Like Lord, Latimer also got into television, but at the other end of the food chain, writing for important network shows: Hong Kong, Checkmate, Markham (Ray Milland’s one-season half-hour crime series), and a whopping 31 episodes for the original Perry Mason — that last gig was as high as a writer could go in early-’60s TV. Latimer’s last credit was another top-of-the-heap assignment: a 1972 episode of Columbo guest-starring his old friend Milland.
Beal takes Foster to a nearby building, a rundown, darkened cannery where he presents Foster with the evidence he had sought that very morning — Hanson’s books, saved from the flames after all. Foster hesitates. He can’t take them, he says; he has no warrant. I thought you wanted Hanson, Beal says; here’s your chance. Foster continues to peruse the books. He doesn’t speak but we can imagine his thoughts: Here they are, can I take the chance on losing them again? I can always get a warrent tomorrow. When he looks up, Beal is gone.
He’s still vaguely troubled about his hocus-pocus with the
warrant, but shrugs it off. Still, Beal isn’t finished with him.
No sooner do representatives of the state’s Independent
Party arrive, asking if Foster will allow his name to be placed
in nomination for governor, than Beal shows up in his study to
collect for services already rendered. But what seems like a
sly piece of blackmail takes an odd turn when Beal offers to
contribute to his political campaign; he already knows about
the overtures from the Independent Party (“I hear things.”).
Foster passes control of his soul to Beal by increments, one step at a time. The first step is both the smallest and the biggest, because once he’s started it gets harder to turn back, easier to go on, until finally he stands bewildered, unable to recognize himself. How did I get here?, he wonders. In a moment of self-knowledge, he realizes: “It’s not Beal, it’s me.”
Naturally, the mainspring of Alias Nick Beal must be Ray Milland’s performance, and he’s superb. His Beal is smooth, quiet, confident, glib. Nothing ruffles him. But don’t try to touch him. “I don’t like to be touched.” He says it simply, almost apologetic, but his meaning is clear: you won’t like what happens when you do something he doesn’t like. When Beal once flares in anger, it’s over in an instant and his calm demeanor returns, but the moment is unnerving; though his eyes are angry slits in that moment, we can almost see the fires of Hell banked behind them.
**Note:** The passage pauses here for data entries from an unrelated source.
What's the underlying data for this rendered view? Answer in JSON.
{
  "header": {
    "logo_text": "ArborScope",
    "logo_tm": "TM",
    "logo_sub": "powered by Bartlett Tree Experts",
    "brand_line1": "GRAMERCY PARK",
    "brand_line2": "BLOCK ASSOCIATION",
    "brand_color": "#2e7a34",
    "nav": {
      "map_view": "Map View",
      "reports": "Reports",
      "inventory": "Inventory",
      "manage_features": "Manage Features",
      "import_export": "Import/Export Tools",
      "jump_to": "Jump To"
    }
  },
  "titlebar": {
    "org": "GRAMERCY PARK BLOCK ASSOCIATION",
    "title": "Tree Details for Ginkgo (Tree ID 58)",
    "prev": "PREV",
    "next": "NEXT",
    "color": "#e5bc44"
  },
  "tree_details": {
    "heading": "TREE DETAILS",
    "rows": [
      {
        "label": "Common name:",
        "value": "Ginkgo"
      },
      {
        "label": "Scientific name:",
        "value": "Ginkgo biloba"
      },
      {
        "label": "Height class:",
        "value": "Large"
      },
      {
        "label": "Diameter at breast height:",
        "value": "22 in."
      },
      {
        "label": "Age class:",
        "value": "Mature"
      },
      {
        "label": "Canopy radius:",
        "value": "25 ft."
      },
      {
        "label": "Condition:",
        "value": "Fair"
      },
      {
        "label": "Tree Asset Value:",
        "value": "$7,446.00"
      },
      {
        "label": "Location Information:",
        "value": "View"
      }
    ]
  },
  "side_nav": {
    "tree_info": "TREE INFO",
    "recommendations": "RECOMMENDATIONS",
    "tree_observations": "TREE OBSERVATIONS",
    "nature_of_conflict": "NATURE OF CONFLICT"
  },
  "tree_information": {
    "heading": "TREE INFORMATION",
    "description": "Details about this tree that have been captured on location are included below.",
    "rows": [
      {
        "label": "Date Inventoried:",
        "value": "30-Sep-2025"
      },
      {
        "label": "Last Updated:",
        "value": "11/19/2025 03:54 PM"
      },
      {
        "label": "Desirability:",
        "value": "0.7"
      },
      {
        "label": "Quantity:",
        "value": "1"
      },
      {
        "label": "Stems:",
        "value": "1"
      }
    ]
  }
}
Milland won a well-deserved Oscar for his tour de force in Billy Wilder’s The Lost Weekend, but I’m not sure he isn’t even better here — more subdued, certainly, his face often registering only the slightest movement of an eyebrow, a cheek muscle, the corner of his mouth. He’s the master puppeteer with no wasted motion, supremely in control, confident that his puppets will never feel the strings. Milland worked four times with director Farrow (not incidentally, all but one of them written by Jonathan Latimer), and they were an excellent match, never more so than here.
The phrase “banality of evil” was years in the future when Alias Nick Beal came out, but the theme is on display here. The banality of evil, but also its seductiveness, and the good intentions that pave the road to Hell. Above all, its persistence. You may vanquish the Devil, but he won’t give up; he’ll be back, and he’s patient. Beal tells us as much when he and Foster overhear a sidewalk Salvation Army convert’s testimony: “Glory be! I’ve wrestled the Devil and thrown him. I’ve pinned his shoulders to the mat…” Beal turns ironically to Foster. “I wonder if he knows it’s two falls out of three.”